T&S Home Features

Locally Crafted

A remodel is an emotionally charged project that challenges you creatively. But the end result is usually worth the effort—if done right, your home’s renovated spaces are more complementary to your lifestyle. For one University City homeowner, a substantial kitchen overhaul not only gave her a better functioning room, it also provided an opportunity to support local craftspeople. Forgoing national chains, she created her perfect kitchen with the help of St. Louis’ vibrant community of artisans.

The home was constructed in the 1920s, and the last kitchen update had been done in the ’90s. The homeowner wanted to upgrade to a more functional, modern space while respecting the original design. To make her vision a reality, she hired Riggs Company for the project. The Kirkwood-based remodeling business has been family-owned for 60 years and currently is led by Amie Riggs and her brother, Bill. Amie notes they have a hometown advantage when it comes to working with older homes. “We were born and raised in the business and know a lot about how the city was built,” she says. “That’s a unique advantage of our longevity.”

The homeowner wanted everything custom-built for the new kitchen, and Riggs developed a design that worked with the original floor plan, restoring flow that had been lost during earlier renovations. The company also kept everything on track. “Without Riggs, I don’t think the remodel would be done yet,” the homeowner says. When plans for a custom-designed hood for the range fell through, the team built one from scratch. “It was a major hiccup and very stressful, but they swooped in and saved the day,” she says. “The hood they created is gorgeous and may be my favorite part of the kitchen.”

Along with using local builders, the homeowner wanted to ensure each purchase for the remodel supported area businesses. New appliances came from Designer Appliances by Lemcke in Webster Groves, and light fixtures were purchased at Jon Paul Designs & Collectibles in Richmond Heights. The homeowner notes that the lighting is particularly special. The store owners found original 1920s fixtures and restored them for the project. She says it’s a unique touch that would have been nearly impossible to include if she had shopped at big box stores or online. “It’s beautiful lighting, and I got it from a local business just down the street,” she notes. “How awesome is that?”

For the kitchen table, the homeowner knew exactly where to turn: furniture maker David Stine. His sustainable pieces have been featured in restaurants of local culinary luminaries like Gerard Craft and Matthew McGuire, but for her, there is a personal connection. “I’ve known David for a long time, and I purchased one of his first tables when he was starting out,” she recalls. “He’s incredibly talented.”
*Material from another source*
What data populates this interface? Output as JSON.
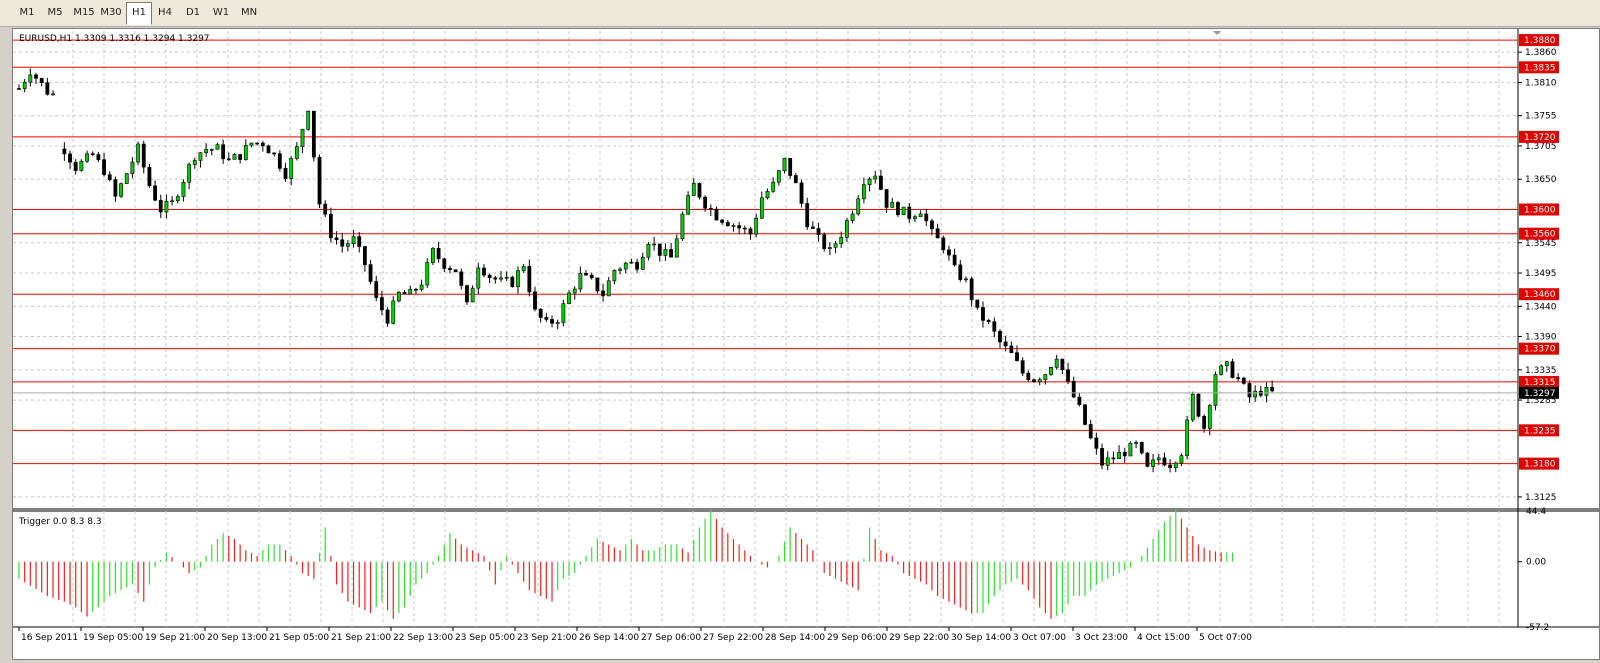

Before he was a star craftsman, Stine was a lawyer in Washington, D.C. He returned to his family’s farm in Jersey County, Illinois, to pursue his passion for woodworking. His handcrafted pieces use wood sustainably sourced from the family’s 500 wooded acres. “It’s very important to take care of the land and leave something for the next generation,” Stine says. “We don’t just harvest the best trees. Instead, we wait until things are at the end of their life cycle. I get great materials, and the forest is always rejuvenating.”

For the remodel, Stine crafted a cafe table of light blonde wood to complement the dark walnut dining table he previously had built for the homeowner. “I don’t like the concept of ‘matching,’” he notes. “Beautiful, natural things always work together, either in harmony or as counterpoints.” The table’s design was kept classic and simple to reflect the homeowner’s desire to remain true to the original build date. “It’s invaluable to be able to showcase David’s work in my home,” the homeowner says. “I didn’t buy a table from some national chain. I bought it from a friend who can sit and visit with me at that very table.”

With the remodel complete, the homeowner is thrilled with the beautiful results. “I was able to get exactly what I wanted while shopping local,” she says. “I couldn’t have asked to work with a better group of people.”

Photo: Bill Barrett